- _What you should do_:
Each line below should be set down again unchanged.

Page and application data records:

....

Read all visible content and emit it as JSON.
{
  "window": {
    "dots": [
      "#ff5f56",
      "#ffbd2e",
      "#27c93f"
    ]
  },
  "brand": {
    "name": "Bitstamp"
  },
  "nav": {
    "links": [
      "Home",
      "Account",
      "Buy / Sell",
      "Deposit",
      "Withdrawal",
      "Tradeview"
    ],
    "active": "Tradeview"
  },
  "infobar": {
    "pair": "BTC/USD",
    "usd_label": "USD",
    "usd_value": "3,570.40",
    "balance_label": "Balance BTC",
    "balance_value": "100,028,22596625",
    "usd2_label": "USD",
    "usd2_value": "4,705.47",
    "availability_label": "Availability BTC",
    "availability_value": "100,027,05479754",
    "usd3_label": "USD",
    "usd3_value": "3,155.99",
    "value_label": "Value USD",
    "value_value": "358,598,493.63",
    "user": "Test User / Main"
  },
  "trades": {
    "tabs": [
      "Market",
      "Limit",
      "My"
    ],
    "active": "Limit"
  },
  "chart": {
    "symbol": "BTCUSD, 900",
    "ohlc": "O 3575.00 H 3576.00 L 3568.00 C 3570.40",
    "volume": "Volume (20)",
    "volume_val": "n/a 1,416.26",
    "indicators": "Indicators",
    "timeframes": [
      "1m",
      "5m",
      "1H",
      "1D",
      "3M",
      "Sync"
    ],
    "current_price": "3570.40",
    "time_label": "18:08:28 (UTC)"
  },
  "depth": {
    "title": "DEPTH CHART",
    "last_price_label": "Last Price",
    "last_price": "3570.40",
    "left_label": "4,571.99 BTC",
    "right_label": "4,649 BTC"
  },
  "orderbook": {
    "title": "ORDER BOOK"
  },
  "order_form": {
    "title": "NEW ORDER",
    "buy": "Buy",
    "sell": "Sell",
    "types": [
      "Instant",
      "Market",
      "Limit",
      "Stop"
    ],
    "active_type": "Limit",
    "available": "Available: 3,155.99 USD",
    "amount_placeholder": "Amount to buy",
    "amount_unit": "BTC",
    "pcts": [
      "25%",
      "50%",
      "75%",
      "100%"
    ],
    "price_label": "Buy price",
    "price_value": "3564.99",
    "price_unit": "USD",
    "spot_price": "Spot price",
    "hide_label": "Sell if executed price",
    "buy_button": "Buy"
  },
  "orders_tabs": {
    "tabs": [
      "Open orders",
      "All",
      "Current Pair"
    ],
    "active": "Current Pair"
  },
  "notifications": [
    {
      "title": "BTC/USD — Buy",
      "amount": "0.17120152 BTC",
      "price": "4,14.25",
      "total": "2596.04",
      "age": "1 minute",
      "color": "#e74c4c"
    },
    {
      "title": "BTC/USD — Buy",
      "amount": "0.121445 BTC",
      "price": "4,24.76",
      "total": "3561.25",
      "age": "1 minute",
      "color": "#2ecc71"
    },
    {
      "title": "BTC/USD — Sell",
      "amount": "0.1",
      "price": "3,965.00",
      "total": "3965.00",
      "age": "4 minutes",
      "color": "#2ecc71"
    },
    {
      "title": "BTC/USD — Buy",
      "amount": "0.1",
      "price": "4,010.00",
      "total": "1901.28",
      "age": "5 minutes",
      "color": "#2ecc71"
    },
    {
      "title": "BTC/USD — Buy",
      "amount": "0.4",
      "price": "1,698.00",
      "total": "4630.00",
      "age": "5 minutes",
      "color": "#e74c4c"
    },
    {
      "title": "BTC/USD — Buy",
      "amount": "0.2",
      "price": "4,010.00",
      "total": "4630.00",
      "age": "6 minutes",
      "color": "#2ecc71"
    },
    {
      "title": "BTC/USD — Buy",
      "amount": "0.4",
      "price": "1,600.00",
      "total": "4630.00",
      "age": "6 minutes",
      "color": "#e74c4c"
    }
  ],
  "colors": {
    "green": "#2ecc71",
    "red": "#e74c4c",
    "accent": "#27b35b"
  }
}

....

- _Solution for this task_:
Read all visible content and emit it as JSON.
{
  "window": {
    "dots": [
      "#ff5f56",
      "#ffbd2e",
      "#27c93f"
    ]
  },
  "brand": {
    "name": "Bitstamp"
  },
  "nav": {
    "links": [
      "Home",
      "Account",
      "Buy / Sell",
      "Deposit",
      "Withdrawal",
      "Tradeview"
    ],
    "active": "Tradeview"
  },
  "infobar": {
    "pair": "BTC/USD",
    "usd_label": "USD",
    "usd_value": "3,570.40",
    "balance_label": "Balance BTC",
    "balance_value": "100,028,22596625",
    "usd2_label": "USD",
    "usd2_value": "4,705.47",
    "availability_label": "Availability BTC",
    "availability_value": "100,027,05479754",
    "usd3_label": "USD",
    "usd3_value": "3,155.99",
    "value_label": "Value USD",
    "value_value": "358,598,493.63",
    "user": "Test User / Main"
  },
  "trades": {
    "tabs": [
      "Market",
      "Limit",
      "My"
    ],
    "active": "Limit"
  },
  "chart": {
    "symbol": "BTCUSD, 900",
    "ohlc": "O 3575.00 H 3576.00 L 3568.00 C 3570.40",
    "volume": "Volume (20)",
    "volume_val": "n/a 1,416.26",
    "indicators": "Indicators",
    "timeframes": [
      "1m",
      "5m",
      "1H",
      "1D",
      "3M",
      "Sync"
    ],
    "current_price": "3570.40",
    "time_label": "18:08:28 (UTC)"
  },
  "depth": {
    "title": "DEPTH CHART",
    "last_price_label": "Last Price",
    "last_price": "3570.40",
    "left_label": "4,571.99 BTC",
    "right_label": "4,649 BTC"
  },
  "orderbook": {
    "title": "ORDER BOOK"
  },
  "order_form": {
    "title": "NEW ORDER",
    "buy": "Buy",
    "sell": "Sell",
    "types": [
      "Instant",
      "Market",
      "Limit",
      "Stop"
    ],
    "active_type": "Limit",
    "available": "Available: 3,155.99 USD",
    "amount_placeholder": "Amount to buy",
    "amount_unit": "BTC",
    "pcts": [
      "25%",
      "50%",
      "75%",
      "100%"
    ],
    "price_label": "Buy price",
    "price_value": "3564.99",
    "price_unit": "USD",
    "spot_price": "Spot price",
    "hide_label": "Sell if executed price",
    "buy_button": "Buy"
  },
  "orders_tabs": {
    "tabs": [
      "Open orders",
      "All",
      "Current Pair"
    ],
    "active": "Current Pair"
  },
  "notifications": [
    {
      "title": "BTC/USD — Buy",
      "amount": "0.17120152 BTC",
      "price": "4,14.25",
      "total": "2596.04",
      "age": "1 minute",
      "color": "#e74c4c"
    },
    {
      "title": "BTC/USD — Buy",
      "amount": "0.121445 BTC",
      "price": "4,24.76",
      "total": "3561.25",
      "age": "1 minute",
      "color": "#2ecc71"
    },
    {
      "title": "BTC/USD — Sell",
      "amount": "0.1",
      "price": "3,965.00",
      "total": "3965.00",
      "age": "4 minutes",
      "color": "#2ecc71"
    },
    {
      "title": "BTC/USD — Buy",
      "amount": "0.1",
      "price": "4,010.00",
      "total": "1901.28",
      "age": "5 minutes",
      "color": "#2ecc71"
    },
    {
      "title": "BTC/USD — Buy",
      "amount": "0.4",
      "price": "1,698.00",
      "total": "4630.00",
      "age": "5 minutes",
      "color": "#e74c4c"
    },
    {
      "title": "BTC/USD — Buy",
      "amount": "0.2",
      "price": "4,010.00",
      "total": "4630.00",
      "age": "6 minutes",
      "color": "#2ecc71"
    },
    {
      "title": "BTC/USD — Buy",
      "amount": "0.4",
      "price": "1,600.00",
      "total": "4630.00",
      "age": "6 minutes",
      "color": "#e74c4c"
    }
  ],
  "colors": {
    "green": "#2ecc71",
    "red": "#e74c4c",
    "accent": "#27b35b"
  }
}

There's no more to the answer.